* [Assignment]: Every line below that includes the word "code" needs to be copied.

* [Records from a data collection]:
☆ ☆ ☆ ☆

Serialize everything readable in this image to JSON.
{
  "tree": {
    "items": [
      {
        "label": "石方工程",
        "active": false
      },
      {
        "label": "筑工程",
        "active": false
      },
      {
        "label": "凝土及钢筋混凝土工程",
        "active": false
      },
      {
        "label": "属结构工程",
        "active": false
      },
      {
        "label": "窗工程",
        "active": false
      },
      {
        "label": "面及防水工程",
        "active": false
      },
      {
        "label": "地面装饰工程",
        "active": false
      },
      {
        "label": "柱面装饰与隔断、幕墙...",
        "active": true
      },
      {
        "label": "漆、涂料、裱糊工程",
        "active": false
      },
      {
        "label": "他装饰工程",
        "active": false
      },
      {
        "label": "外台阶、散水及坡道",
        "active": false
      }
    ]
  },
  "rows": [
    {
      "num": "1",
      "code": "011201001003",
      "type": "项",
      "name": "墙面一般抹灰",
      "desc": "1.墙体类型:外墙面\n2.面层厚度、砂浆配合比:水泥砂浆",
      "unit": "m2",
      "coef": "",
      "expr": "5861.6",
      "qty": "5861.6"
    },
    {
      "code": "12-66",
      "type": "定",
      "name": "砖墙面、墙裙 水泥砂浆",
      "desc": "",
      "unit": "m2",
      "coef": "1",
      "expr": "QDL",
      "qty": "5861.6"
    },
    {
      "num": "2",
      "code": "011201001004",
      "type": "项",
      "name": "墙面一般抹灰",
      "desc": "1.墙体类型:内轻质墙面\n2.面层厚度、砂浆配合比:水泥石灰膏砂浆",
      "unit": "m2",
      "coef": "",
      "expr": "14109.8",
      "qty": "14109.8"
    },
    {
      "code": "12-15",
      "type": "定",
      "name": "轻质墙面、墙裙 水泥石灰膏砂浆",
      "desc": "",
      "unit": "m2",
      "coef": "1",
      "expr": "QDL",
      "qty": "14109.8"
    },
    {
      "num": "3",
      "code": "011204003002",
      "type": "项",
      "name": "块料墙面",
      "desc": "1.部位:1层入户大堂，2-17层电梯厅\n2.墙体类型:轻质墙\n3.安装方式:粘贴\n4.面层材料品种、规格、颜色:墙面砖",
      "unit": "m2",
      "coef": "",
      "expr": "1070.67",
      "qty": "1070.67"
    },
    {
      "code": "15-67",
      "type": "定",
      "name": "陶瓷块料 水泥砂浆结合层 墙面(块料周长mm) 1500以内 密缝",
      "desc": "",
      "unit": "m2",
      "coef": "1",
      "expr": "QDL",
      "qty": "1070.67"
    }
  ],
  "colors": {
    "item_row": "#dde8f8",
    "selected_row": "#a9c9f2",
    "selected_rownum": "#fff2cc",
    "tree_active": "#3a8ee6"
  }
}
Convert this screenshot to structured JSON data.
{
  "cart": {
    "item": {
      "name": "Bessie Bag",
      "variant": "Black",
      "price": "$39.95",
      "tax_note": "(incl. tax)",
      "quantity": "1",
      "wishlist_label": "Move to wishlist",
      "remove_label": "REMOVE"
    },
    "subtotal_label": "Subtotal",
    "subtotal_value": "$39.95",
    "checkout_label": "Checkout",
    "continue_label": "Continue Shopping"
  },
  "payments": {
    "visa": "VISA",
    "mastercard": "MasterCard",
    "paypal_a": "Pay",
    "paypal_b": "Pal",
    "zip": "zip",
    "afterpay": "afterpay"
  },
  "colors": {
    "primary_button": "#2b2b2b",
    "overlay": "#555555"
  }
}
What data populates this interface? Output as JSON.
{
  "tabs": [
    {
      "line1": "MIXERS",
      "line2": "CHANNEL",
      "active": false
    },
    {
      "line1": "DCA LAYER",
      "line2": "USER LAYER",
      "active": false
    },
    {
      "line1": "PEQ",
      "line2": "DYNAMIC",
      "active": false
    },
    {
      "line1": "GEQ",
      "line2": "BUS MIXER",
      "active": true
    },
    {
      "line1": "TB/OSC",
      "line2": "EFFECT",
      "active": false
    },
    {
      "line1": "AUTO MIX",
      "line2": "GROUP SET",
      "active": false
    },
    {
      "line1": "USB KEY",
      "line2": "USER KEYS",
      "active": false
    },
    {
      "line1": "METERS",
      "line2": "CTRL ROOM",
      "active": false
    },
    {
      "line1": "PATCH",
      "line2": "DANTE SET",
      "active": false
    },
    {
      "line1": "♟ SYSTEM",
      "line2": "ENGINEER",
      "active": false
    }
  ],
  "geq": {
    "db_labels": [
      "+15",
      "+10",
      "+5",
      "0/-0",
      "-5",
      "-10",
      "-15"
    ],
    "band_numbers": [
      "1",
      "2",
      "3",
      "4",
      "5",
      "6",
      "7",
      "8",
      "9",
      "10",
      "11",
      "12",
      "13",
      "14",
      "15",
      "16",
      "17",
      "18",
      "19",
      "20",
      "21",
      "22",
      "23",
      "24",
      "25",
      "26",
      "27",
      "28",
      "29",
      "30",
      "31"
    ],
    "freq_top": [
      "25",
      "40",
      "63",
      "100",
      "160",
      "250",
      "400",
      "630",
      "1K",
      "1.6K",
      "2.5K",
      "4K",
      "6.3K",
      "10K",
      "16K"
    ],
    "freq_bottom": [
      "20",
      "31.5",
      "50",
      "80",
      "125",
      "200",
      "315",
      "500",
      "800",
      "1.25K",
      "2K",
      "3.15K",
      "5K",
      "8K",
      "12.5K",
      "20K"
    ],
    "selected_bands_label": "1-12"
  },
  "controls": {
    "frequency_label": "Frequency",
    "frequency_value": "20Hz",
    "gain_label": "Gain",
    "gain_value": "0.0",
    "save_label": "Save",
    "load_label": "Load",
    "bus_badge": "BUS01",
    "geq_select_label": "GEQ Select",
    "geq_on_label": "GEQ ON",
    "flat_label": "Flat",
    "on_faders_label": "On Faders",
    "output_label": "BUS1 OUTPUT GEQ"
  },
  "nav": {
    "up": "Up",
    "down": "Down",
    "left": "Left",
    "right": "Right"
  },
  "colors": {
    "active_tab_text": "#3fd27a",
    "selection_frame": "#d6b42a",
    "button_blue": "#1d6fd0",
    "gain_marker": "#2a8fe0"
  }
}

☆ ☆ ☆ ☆

* [Problem solution]:
      "code": "011201001003",
      "code": "12-66",
      "code": "011201001004",
      "code": "12-15",
      "code": "011204003002",
      "code": "15-67",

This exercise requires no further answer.